Grieg looked at the Norwegian writer Ludvig Holberg (1684-1754) and wrote a five-movement suite in honor of the celebrations for Holberg’s bi-centenary in 1884. Holberg was roughly a contemporary of J.S. Bach (1685-1750) and so Grieg used the Baroque dance forms of Bach’s time for his inspiration. The movements are: Praeludium, Sarabande, Gavotte, Air, and Rigaudon.
In the work, Grieg was attempting to write in the style of Holberg’s time, using what he knew about that music. So much more research into Baroque music has been accomplished since the mid-19th century that if Grieg were writing today, he’d probably write a very different work. Nonetheless, we hear this as a work of neo-classicism (just as we hear Stravinsky’s 1920 ballet Pulcinella, based on works by the 18th century composer Giovanni Pergolesi and others as neo-classical) – it might not sound like the music of Holberg’s/Bach’s time but it also doesn’t sound like the late nineteenth century, either.
Originally written for piano, the work was adapted by Grieg in 1885 for string orchestra, the form in which it is best known today. The lovely Praeludium starts us off rather like a toccata – briskly marching forward in the style of Bach or Scarlatti – but with distinctly Grieg-ian melodies and harmonies. Although the original titles of the work show its historical derivation: “Suite in the Olden Style” became “From Holberg’s Time” became “The Holberg Suite”, the work is not of the 18th century but purely of today.
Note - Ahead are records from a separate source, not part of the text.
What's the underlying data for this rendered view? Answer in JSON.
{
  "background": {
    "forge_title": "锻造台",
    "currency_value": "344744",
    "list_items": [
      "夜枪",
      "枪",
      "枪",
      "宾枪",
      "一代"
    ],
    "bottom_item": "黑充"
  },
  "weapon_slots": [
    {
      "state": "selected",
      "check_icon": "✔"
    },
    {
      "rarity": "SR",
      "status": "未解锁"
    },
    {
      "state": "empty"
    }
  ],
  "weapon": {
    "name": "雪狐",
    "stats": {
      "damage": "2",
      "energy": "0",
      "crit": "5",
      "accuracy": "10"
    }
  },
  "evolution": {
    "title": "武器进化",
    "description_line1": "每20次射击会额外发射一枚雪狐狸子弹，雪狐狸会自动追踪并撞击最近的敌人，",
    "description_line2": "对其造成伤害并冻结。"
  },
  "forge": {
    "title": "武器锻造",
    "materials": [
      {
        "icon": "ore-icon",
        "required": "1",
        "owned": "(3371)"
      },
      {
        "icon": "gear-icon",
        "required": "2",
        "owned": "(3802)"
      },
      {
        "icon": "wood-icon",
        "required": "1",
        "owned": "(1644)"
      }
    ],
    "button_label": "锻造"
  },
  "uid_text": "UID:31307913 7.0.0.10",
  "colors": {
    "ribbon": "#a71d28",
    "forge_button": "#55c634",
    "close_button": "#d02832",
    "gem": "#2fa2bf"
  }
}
This 1959 recording has British conductor Alexander Faris (1921-2015) leading the Sinfonia of London. Mr. Faris was known for his conducting and composing, being best known for his creation of the theme for Upstairs, Downstairs for the BBC. As a conductor, he conducted operas and ballet companies, including the Carl Rosa Opera Company and the Royal Ballet.
The Sinfonia of London
Recorded in 1959